Task objective:
Which lines of the listing below contain the word "sure"? Return them.

::: Listed entries :::

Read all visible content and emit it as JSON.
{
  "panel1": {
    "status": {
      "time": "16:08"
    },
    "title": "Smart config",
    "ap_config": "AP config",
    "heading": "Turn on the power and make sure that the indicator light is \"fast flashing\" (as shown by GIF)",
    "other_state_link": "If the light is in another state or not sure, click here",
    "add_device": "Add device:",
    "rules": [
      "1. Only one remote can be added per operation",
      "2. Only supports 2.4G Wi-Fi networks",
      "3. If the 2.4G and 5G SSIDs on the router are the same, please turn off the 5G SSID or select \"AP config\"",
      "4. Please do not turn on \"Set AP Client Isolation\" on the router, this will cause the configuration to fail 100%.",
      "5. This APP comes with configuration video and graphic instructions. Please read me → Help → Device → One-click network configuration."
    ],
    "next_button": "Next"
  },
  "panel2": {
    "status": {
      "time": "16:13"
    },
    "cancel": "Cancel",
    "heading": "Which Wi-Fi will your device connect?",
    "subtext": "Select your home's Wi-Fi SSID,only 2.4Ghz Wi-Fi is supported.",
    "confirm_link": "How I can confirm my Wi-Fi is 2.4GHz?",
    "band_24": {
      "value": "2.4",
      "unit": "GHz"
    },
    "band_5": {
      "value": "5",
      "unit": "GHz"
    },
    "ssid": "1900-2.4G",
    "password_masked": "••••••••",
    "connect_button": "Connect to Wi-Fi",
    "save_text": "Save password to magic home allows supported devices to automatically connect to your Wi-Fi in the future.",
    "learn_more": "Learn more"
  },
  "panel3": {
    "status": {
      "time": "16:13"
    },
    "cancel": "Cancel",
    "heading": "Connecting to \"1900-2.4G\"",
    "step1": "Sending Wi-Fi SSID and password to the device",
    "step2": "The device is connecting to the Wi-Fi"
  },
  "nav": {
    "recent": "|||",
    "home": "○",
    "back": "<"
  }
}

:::

Result of the exercise:
    "heading": "Turn on the power and make sure that the indicator light is \"fast flashing\" (as shown by GIF)",
    "other_state_link": "If the light is in another state or not sure, click here",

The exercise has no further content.